Try it: Look through the entries below. Say how many lines include "solo", with nothing added.

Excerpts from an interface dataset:
━━━━━━━━
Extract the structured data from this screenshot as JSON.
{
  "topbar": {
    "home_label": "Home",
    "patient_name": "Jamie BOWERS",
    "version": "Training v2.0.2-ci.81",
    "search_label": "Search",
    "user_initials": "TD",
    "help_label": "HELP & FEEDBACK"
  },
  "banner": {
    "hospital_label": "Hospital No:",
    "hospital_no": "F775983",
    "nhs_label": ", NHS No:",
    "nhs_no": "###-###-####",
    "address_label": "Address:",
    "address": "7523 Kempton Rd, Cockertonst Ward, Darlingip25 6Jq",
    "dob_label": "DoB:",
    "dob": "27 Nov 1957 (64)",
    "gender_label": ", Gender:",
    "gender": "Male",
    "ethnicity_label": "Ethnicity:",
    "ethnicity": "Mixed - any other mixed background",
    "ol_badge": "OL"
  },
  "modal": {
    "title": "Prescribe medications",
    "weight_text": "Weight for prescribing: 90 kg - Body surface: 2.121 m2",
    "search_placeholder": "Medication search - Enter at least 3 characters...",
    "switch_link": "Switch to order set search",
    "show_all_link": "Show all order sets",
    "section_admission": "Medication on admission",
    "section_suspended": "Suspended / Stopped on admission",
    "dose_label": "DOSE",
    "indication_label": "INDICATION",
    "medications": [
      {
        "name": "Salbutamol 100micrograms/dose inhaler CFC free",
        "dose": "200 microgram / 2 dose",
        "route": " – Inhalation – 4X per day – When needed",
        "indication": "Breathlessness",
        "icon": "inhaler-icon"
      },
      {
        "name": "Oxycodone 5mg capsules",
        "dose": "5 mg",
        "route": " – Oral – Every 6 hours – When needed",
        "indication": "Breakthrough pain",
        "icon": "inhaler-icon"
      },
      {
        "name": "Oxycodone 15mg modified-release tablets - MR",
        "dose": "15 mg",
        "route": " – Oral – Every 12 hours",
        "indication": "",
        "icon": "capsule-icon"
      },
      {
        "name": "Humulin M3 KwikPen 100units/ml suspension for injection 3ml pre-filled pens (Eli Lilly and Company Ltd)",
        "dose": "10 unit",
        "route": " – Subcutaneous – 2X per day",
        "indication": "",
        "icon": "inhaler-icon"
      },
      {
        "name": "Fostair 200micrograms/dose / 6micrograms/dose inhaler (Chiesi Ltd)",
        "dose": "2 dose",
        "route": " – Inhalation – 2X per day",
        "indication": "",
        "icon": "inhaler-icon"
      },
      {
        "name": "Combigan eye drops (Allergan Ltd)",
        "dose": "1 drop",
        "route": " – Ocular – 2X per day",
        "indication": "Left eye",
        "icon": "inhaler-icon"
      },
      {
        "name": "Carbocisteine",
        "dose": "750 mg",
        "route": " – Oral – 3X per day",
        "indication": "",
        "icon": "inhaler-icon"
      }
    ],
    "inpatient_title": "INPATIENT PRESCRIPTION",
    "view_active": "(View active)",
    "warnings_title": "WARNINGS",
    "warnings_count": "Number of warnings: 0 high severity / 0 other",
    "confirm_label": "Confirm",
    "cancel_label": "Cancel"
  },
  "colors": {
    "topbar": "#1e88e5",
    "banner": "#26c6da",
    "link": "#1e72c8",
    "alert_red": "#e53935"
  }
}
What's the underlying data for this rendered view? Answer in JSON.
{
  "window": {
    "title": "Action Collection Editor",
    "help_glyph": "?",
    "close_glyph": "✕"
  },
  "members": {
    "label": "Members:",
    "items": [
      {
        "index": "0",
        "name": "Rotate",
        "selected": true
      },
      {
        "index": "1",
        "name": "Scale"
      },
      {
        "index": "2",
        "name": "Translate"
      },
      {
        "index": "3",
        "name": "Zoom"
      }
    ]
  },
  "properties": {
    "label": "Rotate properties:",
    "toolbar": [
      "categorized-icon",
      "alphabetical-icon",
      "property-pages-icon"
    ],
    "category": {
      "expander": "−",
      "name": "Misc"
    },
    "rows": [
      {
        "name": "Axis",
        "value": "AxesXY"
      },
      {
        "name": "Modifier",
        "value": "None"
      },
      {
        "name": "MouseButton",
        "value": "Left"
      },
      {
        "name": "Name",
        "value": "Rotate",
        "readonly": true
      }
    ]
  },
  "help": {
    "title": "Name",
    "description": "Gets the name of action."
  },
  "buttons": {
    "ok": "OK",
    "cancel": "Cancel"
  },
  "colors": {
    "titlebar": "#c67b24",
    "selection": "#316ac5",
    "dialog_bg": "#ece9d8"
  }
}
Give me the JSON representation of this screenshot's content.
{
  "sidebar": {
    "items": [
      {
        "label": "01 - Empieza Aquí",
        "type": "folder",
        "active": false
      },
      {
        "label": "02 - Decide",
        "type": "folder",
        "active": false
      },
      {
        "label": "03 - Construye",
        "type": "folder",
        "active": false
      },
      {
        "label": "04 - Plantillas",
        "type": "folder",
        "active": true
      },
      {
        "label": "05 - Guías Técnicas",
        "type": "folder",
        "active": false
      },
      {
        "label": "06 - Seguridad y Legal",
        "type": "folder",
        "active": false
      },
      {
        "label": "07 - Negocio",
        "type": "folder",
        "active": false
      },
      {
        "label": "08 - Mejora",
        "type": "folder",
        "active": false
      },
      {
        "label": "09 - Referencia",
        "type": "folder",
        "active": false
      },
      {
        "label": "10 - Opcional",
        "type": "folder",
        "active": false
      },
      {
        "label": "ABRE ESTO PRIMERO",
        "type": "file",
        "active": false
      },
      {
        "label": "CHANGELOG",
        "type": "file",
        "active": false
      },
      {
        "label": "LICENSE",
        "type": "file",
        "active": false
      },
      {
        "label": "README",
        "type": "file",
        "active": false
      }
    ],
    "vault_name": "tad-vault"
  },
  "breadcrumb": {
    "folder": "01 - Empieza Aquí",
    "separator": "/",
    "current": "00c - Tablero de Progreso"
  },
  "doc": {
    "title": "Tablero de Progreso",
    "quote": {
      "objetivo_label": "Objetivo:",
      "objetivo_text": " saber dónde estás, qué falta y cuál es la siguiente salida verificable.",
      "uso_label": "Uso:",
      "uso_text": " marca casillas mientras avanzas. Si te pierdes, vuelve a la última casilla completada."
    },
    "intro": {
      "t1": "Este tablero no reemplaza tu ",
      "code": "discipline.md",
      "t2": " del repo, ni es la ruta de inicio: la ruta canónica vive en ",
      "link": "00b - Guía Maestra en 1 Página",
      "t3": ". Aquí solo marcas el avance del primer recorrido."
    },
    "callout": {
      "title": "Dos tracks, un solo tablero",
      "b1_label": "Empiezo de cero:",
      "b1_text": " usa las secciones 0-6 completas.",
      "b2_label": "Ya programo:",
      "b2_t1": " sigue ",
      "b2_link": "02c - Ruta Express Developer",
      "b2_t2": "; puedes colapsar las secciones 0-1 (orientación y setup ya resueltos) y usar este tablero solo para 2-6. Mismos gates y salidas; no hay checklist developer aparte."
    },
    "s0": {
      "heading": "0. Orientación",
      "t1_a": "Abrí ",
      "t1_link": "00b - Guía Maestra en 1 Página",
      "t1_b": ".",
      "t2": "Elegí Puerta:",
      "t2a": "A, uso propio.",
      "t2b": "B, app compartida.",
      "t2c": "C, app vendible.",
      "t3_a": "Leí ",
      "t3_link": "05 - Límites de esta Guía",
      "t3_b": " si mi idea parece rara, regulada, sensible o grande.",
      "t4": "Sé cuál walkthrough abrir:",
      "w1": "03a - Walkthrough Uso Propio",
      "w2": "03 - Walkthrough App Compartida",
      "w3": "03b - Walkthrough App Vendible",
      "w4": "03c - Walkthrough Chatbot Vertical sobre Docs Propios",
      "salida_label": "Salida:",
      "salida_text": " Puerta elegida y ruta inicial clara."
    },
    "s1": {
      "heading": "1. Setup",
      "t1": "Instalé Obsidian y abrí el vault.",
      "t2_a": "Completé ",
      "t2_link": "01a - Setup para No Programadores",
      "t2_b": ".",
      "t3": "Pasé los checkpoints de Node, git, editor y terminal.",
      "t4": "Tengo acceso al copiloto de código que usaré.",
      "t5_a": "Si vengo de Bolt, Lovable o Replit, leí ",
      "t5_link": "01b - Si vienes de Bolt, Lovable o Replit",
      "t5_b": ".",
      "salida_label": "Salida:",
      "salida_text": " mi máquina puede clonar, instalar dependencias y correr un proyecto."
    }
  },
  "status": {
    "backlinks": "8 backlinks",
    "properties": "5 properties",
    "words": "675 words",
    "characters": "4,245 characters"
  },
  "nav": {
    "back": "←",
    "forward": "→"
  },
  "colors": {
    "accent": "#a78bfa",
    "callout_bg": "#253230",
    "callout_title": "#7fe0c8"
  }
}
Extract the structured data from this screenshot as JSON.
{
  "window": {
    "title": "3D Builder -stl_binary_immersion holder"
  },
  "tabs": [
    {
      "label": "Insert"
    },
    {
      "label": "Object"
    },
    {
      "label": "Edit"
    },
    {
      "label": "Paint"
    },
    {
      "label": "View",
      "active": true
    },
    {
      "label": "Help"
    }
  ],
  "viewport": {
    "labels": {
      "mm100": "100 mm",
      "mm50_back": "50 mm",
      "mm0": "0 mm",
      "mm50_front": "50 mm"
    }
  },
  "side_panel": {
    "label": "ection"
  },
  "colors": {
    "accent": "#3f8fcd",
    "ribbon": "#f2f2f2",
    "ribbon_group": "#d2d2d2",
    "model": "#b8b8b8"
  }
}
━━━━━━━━
Exercise result: 3